• **STORED DATA**:
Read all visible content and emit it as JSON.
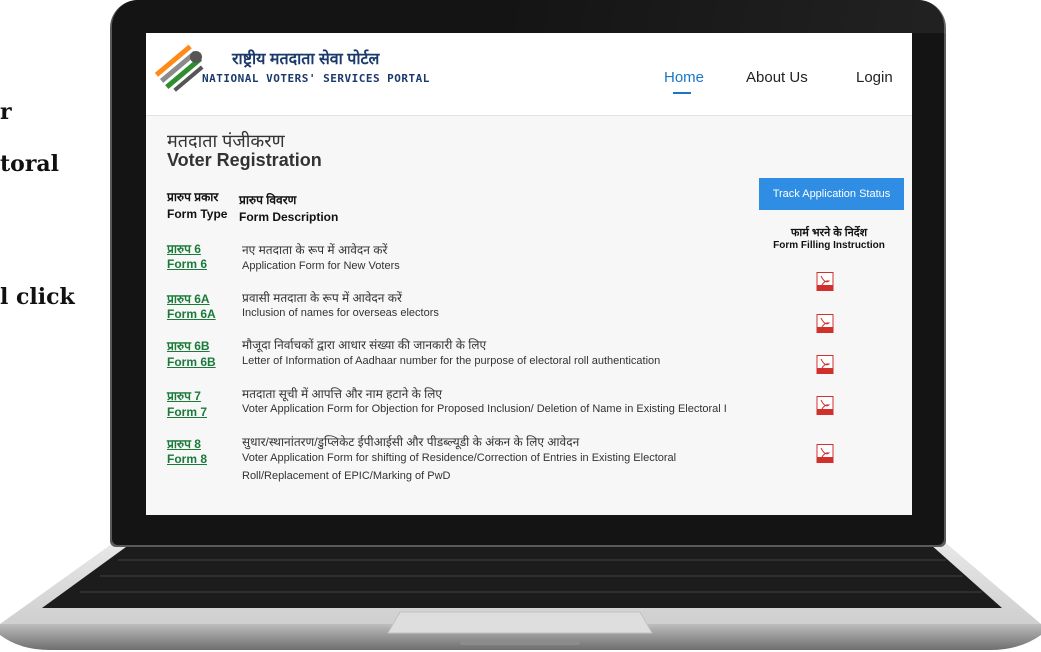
{
  "side_text": [
    "r",
    "toral",
    "l click"
  ],
  "portal": {
    "name_hi": "राष्ट्रीय मतदाता सेवा पोर्टल",
    "name_en": "NATIONAL VOTERS' SERVICES PORTAL"
  },
  "nav": {
    "home": "Home",
    "about": "About Us",
    "login": "Login"
  },
  "page": {
    "title_hi": "मतदाता पंजीकरण",
    "title_en": "Voter Registration"
  },
  "table_headers": {
    "type_hi": "प्रारुप प्रकार",
    "type_en": "Form Type",
    "desc_hi": "प्रारुप विवरण",
    "desc_en": "Form Description"
  },
  "track_button": "Track Application Status",
  "instructions": {
    "hi": "फार्म भरने के निर्देश",
    "en": "Form Filling Instruction"
  },
  "forms": [
    {
      "link_hi": "प्रारुप 6",
      "link_en": "Form 6",
      "desc_hi": "नए मतदाता के रूप में आवेदन करें",
      "desc_en": "Application Form for New Voters"
    },
    {
      "link_hi": "प्रारुप 6A",
      "link_en": "Form 6A",
      "desc_hi": "प्रवासी मतदाता के रूप में आवेदन करें",
      "desc_en": "Inclusion of names for overseas electors"
    },
    {
      "link_hi": "प्रारुप 6B",
      "link_en": "Form 6B",
      "desc_hi": "मौजूदा निर्वाचकों द्वारा आधार संख्या की जानकारी के लिए",
      "desc_en": "Letter of Information of Aadhaar number for the purpose of electoral roll authentication"
    },
    {
      "link_hi": "प्रारुप 7",
      "link_en": "Form 7",
      "desc_hi": "मतदाता सूची में आपत्ति और नाम हटाने के लिए",
      "desc_en": "Voter Application Form for Objection for Proposed Inclusion/ Deletion of Name in Existing Electoral I"
    },
    {
      "link_hi": "प्रारुप 8",
      "link_en": "Form 8",
      "desc_hi": "सुधार/स्थानांतरण/डुप्लिकेट ईपीआईसी और पीडब्ल्यूडी के अंकन के लिए आवेदन",
      "desc_en": "Voter Application Form for shifting of Residence/Correction of Entries in Existing Electoral",
      "desc_en_2": "Roll/Replacement of EPIC/Marking of PwD"
    }
  ],
  "icons": {
    "pdf": "pdf-icon",
    "logo": "eci-logo"
  },
  "colors": {
    "accent": "#1877c8",
    "button": "#2f8ee4",
    "link": "#1a7a3a",
    "pdf": "#d0312d"
  }
}
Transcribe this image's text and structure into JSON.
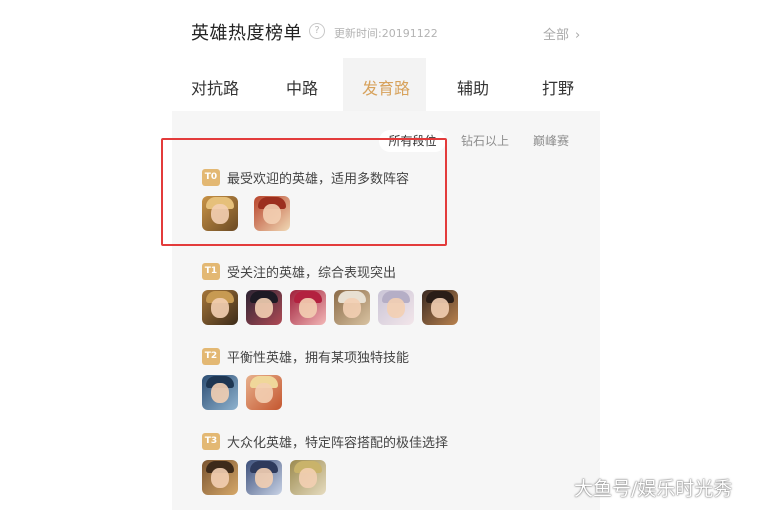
{
  "header": {
    "title": "英雄热度榜单",
    "help_icon": "question-circle-icon",
    "update_time": "更新时间:20191122",
    "all_label": "全部"
  },
  "tabs": [
    {
      "label": "对抗路",
      "active": false
    },
    {
      "label": "中路",
      "active": false
    },
    {
      "label": "发育路",
      "active": true
    },
    {
      "label": "辅助",
      "active": false
    },
    {
      "label": "打野",
      "active": false
    }
  ],
  "filters": [
    {
      "label": "所有段位",
      "active": true
    },
    {
      "label": "钻石以上",
      "active": false
    },
    {
      "label": "巅峰赛",
      "active": false
    }
  ],
  "tiers": [
    {
      "badge": "T0",
      "desc": "最受欢迎的英雄，适用多数阵容",
      "hero_count": 2
    },
    {
      "badge": "T1",
      "desc": "受关注的英雄，综合表现突出",
      "hero_count": 6
    },
    {
      "badge": "T2",
      "desc": "平衡性英雄，拥有某项独特技能",
      "hero_count": 2
    },
    {
      "badge": "T3",
      "desc": "大众化英雄，特定阵容搭配的极佳选择",
      "hero_count": 3
    }
  ],
  "watermark": "大鱼号/娱乐时光秀",
  "colors": {
    "accent": "#d7a25c",
    "badge": "#e3b873",
    "highlight_border": "#e33b3b"
  }
}
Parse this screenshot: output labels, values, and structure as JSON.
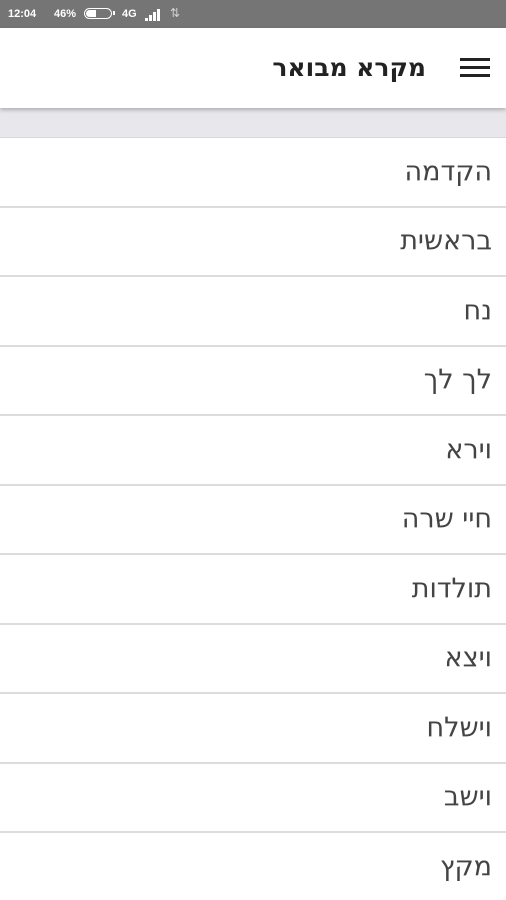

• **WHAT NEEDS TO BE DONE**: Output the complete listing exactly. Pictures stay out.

• **EXPECTED ANSWER**:
Read all visible content and emit it as JSON.
{
  "side_text": [
    "r",
    "toral",
    "l click"
  ],
  "portal": {
    "name_hi": "राष्ट्रीय मतदाता सेवा पोर्टल",
    "name_en": "NATIONAL VOTERS' SERVICES PORTAL"
  },
  "nav": {
    "home": "Home",
    "about": "About Us",
    "login": "Login"
  },
  "page": {
    "title_hi": "मतदाता पंजीकरण",
    "title_en": "Voter Registration"
  },
  "table_headers": {
    "type_hi": "प्रारुप प्रकार",
    "type_en": "Form Type",
    "desc_hi": "प्रारुप विवरण",
    "desc_en": "Form Description"
  },
  "track_button": "Track Application Status",
  "instructions": {
    "hi": "फार्म भरने के निर्देश",
    "en": "Form Filling Instruction"
  },
  "forms": [
    {
      "link_hi": "प्रारुप 6",
      "link_en": "Form 6",
      "desc_hi": "नए मतदाता के रूप में आवेदन करें",
      "desc_en": "Application Form for New Voters"
    },
    {
      "link_hi": "प्रारुप 6A",
      "link_en": "Form 6A",
      "desc_hi": "प्रवासी मतदाता के रूप में आवेदन करें",
      "desc_en": "Inclusion of names for overseas electors"
    },
    {
      "link_hi": "प्रारुप 6B",
      "link_en": "Form 6B",
      "desc_hi": "मौजूदा निर्वाचकों द्वारा आधार संख्या की जानकारी के लिए",
      "desc_en": "Letter of Information of Aadhaar number for the purpose of electoral roll authentication"
    },
    {
      "link_hi": "प्रारुप 7",
      "link_en": "Form 7",
      "desc_hi": "मतदाता सूची में आपत्ति और नाम हटाने के लिए",
      "desc_en": "Voter Application Form for Objection for Proposed Inclusion/ Deletion of Name in Existing Electoral I"
    },
    {
      "link_hi": "प्रारुप 8",
      "link_en": "Form 8",
      "desc_hi": "सुधार/स्थानांतरण/डुप्लिकेट ईपीआईसी और पीडब्ल्यूडी के अंकन के लिए आवेदन",
      "desc_en": "Voter Application Form for shifting of Residence/Correction of Entries in Existing Electoral",
      "desc_en_2": "Roll/Replacement of EPIC/Marking of PwD"
    }
  ],
  "icons": {
    "pdf": "pdf-icon",
    "logo": "eci-logo"
  },
  "colors": {
    "accent": "#1877c8",
    "button": "#2f8ee4",
    "link": "#1a7a3a",
    "pdf": "#d0312d"
  }
}
Transcribe this image's text and structure into JSON.
{
  "header": {
    "title": "英雄热度榜单",
    "help_icon": "question-circle-icon",
    "update_time": "更新时间:20191122",
    "all_label": "全部"
  },
  "tabs": [
    {
      "label": "对抗路",
      "active": false
    },
    {
      "label": "中路",
      "active": false
    },
    {
      "label": "发育路",
      "active": true
    },
    {
      "label": "辅助",
      "active": false
    },
    {
      "label": "打野",
      "active": false
    }
  ],
  "filters": [
    {
      "label": "所有段位",
      "active": true
    },
    {
      "label": "钻石以上",
      "active": false
    },
    {
      "label": "巅峰赛",
      "active": false
    }
  ],
  "tiers": [
    {
      "badge": "T0",
      "desc": "最受欢迎的英雄，适用多数阵容",
      "hero_count": 2
    },
    {
      "badge": "T1",
      "desc": "受关注的英雄，综合表现突出",
      "hero_count": 6
    },
    {
      "badge": "T2",
      "desc": "平衡性英雄，拥有某项独特技能",
      "hero_count": 2
    },
    {
      "badge": "T3",
      "desc": "大众化英雄，特定阵容搭配的极佳选择",
      "hero_count": 3
    }
  ],
  "watermark": "大鱼号/娱乐时光秀",
  "colors": {
    "accent": "#d7a25c",
    "badge": "#e3b873",
    "highlight_border": "#e33b3b"
  }
}
Parse this screenshot: output labels, values, and structure as JSON.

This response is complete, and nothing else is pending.